The suggestion that women’s difficulties in the professional realm came not simply from men’s attitudes or society’s imbalances but because too many women lacked key characteristics or mindsets necessary to succeed might have provoked argument or offense coming from a man – even in 1900. Coming from Candee, a woman from a proud estate who had found her marriage “undesirable” and who was now supporting herself and her children by her own enterprise, it comes across as blunt, but charitable.
It’s as if she’s in her parlor with two or three younger intimates, leaning forward, voice lowered-but-firm as she brings them into her fullest confidence.

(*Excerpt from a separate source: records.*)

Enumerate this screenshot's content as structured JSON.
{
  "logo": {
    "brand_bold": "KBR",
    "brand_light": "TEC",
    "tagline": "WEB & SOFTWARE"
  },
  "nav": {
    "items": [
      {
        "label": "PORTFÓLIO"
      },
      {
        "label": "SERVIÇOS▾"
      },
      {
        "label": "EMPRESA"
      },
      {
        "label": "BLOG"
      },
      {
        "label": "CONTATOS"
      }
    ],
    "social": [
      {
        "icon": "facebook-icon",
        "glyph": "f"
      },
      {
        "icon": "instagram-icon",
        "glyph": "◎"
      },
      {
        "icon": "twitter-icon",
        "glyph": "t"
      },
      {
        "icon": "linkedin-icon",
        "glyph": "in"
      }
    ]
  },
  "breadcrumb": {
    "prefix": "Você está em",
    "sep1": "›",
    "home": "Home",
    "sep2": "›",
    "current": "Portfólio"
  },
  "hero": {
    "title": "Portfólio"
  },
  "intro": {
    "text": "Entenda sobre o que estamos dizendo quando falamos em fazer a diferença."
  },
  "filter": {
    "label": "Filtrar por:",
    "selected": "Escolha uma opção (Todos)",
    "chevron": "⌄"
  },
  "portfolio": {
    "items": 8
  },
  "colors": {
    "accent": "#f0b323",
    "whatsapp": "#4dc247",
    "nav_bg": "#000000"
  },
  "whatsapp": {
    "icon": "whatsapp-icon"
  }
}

Candee's writings on Oklahoma and its people are some of the most insightful and sympathetic of her generation. Her treatment of female society in the territories which is particularly fascinating. She writes with gentle candor, taking the reader into her confidence without ever quite becoming gossipy, only periodically stepping into other narrative “voices” in order to better explore her subject. Surely such forthrightness suggests we might catch occasional glimpses of the woman behind the words?
Helen Churchill Candee was born in 1858 as Helen Churchill (her mother’s maiden name) Hungerford of New York. Her father was a successful merchant, and Helen grew up in relative comfort both there and in Connecticut where the family moved shortly thereafter. More important than the physical provisions prosperity allowed, she was exposed to ideas and stories, music and art, history and culture, in ways unlikely to have been possible had she lived a generation before, or in almost any other part of the country.
Recognize this? It’s almost a bicycle. No pedals, though – just a wooden frame and wheels. The ‘velocipede’ had to be customized to the height of the rider, and could only be ridden without losing your ability to reproduce by sticking to well-maintained garden paths or other flat, soft-but-not-too-soft ground. The kind not found most places.
It was also pretty tricky to turn. You had to lean, firmly but subtly. Crashing not only hurt, but dramatically reduced whatever level of ‘suave’ you’d managed to retain while straddle-running on the darn things.